-- Opening Marker --

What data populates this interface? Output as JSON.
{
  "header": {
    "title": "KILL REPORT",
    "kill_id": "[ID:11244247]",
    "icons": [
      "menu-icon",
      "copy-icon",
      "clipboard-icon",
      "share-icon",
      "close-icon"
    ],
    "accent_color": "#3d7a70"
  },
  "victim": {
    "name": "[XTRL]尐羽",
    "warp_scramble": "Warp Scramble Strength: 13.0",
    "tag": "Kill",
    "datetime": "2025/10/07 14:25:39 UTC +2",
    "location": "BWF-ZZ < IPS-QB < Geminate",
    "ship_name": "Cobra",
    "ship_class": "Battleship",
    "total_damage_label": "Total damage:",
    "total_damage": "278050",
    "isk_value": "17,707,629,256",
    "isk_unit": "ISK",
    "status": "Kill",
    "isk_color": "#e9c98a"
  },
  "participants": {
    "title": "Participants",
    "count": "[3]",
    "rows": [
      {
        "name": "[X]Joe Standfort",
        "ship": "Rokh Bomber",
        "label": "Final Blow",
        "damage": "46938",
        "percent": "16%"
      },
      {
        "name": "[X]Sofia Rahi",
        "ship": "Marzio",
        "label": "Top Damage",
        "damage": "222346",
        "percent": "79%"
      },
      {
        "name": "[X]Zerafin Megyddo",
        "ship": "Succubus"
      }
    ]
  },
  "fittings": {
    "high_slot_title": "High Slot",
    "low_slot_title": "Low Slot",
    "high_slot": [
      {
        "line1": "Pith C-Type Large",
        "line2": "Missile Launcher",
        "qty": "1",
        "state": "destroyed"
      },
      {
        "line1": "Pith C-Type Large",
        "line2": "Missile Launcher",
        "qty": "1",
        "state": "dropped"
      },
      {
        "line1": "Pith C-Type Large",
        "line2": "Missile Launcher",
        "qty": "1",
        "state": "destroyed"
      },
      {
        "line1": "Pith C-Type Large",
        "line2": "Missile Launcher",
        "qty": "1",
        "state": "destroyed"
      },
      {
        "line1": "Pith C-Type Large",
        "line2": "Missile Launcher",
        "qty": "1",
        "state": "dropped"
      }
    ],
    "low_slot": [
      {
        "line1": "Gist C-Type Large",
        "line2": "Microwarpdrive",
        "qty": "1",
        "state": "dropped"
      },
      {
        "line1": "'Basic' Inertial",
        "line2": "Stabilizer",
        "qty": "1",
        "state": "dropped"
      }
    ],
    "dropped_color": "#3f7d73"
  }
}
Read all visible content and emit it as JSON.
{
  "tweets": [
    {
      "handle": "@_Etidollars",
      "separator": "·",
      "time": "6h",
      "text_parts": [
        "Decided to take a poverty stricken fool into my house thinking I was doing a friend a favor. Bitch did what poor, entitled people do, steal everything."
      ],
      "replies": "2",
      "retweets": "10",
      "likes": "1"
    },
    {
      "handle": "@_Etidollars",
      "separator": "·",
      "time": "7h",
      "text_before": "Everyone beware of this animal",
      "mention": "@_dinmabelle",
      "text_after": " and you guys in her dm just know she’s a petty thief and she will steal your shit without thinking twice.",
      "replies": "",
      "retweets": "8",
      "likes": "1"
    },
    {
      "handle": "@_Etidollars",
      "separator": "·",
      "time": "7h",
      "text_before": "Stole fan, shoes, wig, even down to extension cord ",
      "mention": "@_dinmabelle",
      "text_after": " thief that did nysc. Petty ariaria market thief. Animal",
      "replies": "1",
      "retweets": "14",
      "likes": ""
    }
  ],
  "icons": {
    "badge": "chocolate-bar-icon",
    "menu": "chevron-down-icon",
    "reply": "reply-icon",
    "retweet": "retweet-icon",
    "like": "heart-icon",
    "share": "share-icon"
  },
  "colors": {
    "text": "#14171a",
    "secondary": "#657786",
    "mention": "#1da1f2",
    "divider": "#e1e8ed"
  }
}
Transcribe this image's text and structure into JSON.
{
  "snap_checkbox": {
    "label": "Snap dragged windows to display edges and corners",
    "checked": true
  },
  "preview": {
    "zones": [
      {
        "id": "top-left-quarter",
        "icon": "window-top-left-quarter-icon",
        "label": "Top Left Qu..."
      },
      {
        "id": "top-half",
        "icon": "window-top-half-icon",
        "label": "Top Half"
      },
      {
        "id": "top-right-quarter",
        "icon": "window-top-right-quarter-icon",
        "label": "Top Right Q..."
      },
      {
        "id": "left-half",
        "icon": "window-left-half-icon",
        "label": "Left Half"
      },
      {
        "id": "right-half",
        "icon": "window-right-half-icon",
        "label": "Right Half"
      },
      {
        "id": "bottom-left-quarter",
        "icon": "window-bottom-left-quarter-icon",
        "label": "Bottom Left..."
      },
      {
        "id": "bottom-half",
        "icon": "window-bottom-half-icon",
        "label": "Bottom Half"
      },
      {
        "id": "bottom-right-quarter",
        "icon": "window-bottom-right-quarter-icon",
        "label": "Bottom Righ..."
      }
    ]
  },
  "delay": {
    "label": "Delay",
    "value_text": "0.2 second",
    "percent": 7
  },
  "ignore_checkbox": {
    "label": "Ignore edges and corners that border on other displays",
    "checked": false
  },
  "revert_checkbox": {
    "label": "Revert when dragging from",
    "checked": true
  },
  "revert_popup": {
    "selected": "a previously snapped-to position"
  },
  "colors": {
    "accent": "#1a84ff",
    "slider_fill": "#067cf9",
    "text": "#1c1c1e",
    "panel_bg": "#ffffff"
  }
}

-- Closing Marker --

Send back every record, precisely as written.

## Reply to the task
What data populates this interface? Output as JSON.
{
  "header": {
    "title": "KILL REPORT",
    "kill_id": "[ID:11244247]",
    "icons": [
      "menu-icon",
      "copy-icon",
      "clipboard-icon",
      "share-icon",
      "close-icon"
    ],
    "accent_color": "#3d7a70"
  },
  "victim": {
    "name": "[XTRL]尐羽",
    "warp_scramble": "Warp Scramble Strength: 13.0",
    "tag": "Kill",
    "datetime": "2025/10/07 14:25:39 UTC +2",
    "location": "BWF-ZZ < IPS-QB < Geminate",
    "ship_name": "Cobra",
    "ship_class": "Battleship",
    "total_damage_label": "Total damage:",
    "total_damage": "278050",
    "isk_value": "17,707,629,256",
    "isk_unit": "ISK",
    "status": "Kill",
    "isk_color": "#e9c98a"
  },
  "participants": {
    "title": "Participants",
    "count": "[3]",
    "rows": [
      {
        "name": "[X]Joe Standfort",
        "ship": "Rokh Bomber",
        "label": "Final Blow",
        "damage": "46938",
        "percent": "16%"
      },
      {
        "name": "[X]Sofia Rahi",
        "ship": "Marzio",
        "label": "Top Damage",
        "damage": "222346",
        "percent": "79%"
      },
      {
        "name": "[X]Zerafin Megyddo",
        "ship": "Succubus"
      }
    ]
  },
  "fittings": {
    "high_slot_title": "High Slot",
    "low_slot_title": "Low Slot",
    "high_slot": [
      {
        "line1": "Pith C-Type Large",
        "line2": "Missile Launcher",
        "qty": "1",
        "state": "destroyed"
      },
      {
        "line1": "Pith C-Type Large",
        "line2": "Missile Launcher",
        "qty": "1",
        "state": "dropped"
      },
      {
        "line1": "Pith C-Type Large",
        "line2": "Missile Launcher",
        "qty": "1",
        "state": "destroyed"
      },
      {
        "line1": "Pith C-Type Large",
        "line2": "Missile Launcher",
        "qty": "1",
        "state": "destroyed"
      },
      {
        "line1": "Pith C-Type Large",
        "line2": "Missile Launcher",
        "qty": "1",
        "state": "dropped"
      }
    ],
    "low_slot": [
      {
        "line1": "Gist C-Type Large",
        "line2": "Microwarpdrive",
        "qty": "1",
        "state": "dropped"
      },
      {
        "line1": "'Basic' Inertial",
        "line2": "Stabilizer",
        "qty": "1",
        "state": "dropped"
      }
    ],
    "dropped_color": "#3f7d73"
  }
}
Read all visible content and emit it as JSON.
{
  "tweets": [
    {
      "handle": "@_Etidollars",
      "separator": "·",
      "time": "6h",
      "text_parts": [
        "Decided to take a poverty stricken fool into my house thinking I was doing a friend a favor. Bitch did what poor, entitled people do, steal everything."
      ],
      "replies": "2",
      "retweets": "10",
      "likes": "1"
    },
    {
      "handle": "@_Etidollars",
      "separator": "·",
      "time": "7h",
      "text_before": "Everyone beware of this animal",
      "mention": "@_dinmabelle",
      "text_after": " and you guys in her dm just know she’s a petty thief and she will steal your shit without thinking twice.",
      "replies": "",
      "retweets": "8",
      "likes": "1"
    },
    {
      "handle": "@_Etidollars",
      "separator": "·",
      "time": "7h",
      "text_before": "Stole fan, shoes, wig, even down to extension cord ",
      "mention": "@_dinmabelle",
      "text_after": " thief that did nysc. Petty ariaria market thief. Animal",
      "replies": "1",
      "retweets": "14",
      "likes": ""
    }
  ],
  "icons": {
    "badge": "chocolate-bar-icon",
    "menu": "chevron-down-icon",
    "reply": "reply-icon",
    "retweet": "retweet-icon",
    "like": "heart-icon",
    "share": "share-icon"
  },
  "colors": {
    "text": "#14171a",
    "secondary": "#657786",
    "mention": "#1da1f2",
    "divider": "#e1e8ed"
  }
}
Transcribe this image's text and structure into JSON.
{
  "snap_checkbox": {
    "label": "Snap dragged windows to display edges and corners",
    "checked": true
  },
  "preview": {
    "zones": [
      {
        "id": "top-left-quarter",
        "icon": "window-top-left-quarter-icon",
        "label": "Top Left Qu..."
      },
      {
        "id": "top-half",
        "icon": "window-top-half-icon",
        "label": "Top Half"
      },
      {
        "id": "top-right-quarter",
        "icon": "window-top-right-quarter-icon",
        "label": "Top Right Q..."
      },
      {
        "id": "left-half",
        "icon": "window-left-half-icon",
        "label": "Left Half"
      },
      {
        "id": "right-half",
        "icon": "window-right-half-icon",
        "label": "Right Half"
      },
      {
        "id": "bottom-left-quarter",
        "icon": "window-bottom-left-quarter-icon",
        "label": "Bottom Left..."
      },
      {
        "id": "bottom-half",
        "icon": "window-bottom-half-icon",
        "label": "Bottom Half"
      },
      {
        "id": "bottom-right-quarter",
        "icon": "window-bottom-right-quarter-icon",
        "label": "Bottom Righ..."
      }
    ]
  },
  "delay": {
    "label": "Delay",
    "value_text": "0.2 second",
    "percent": 7
  },
  "ignore_checkbox": {
    "label": "Ignore edges and corners that border on other displays",
    "checked": false
  },
  "revert_checkbox": {
    "label": "Revert when dragging from",
    "checked": true
  },
  "revert_popup": {
    "selected": "a previously snapped-to position"
  },
  "colors": {
    "accent": "#1a84ff",
    "slider_fill": "#067cf9",
    "text": "#1c1c1e",
    "panel_bg": "#ffffff"
  }
}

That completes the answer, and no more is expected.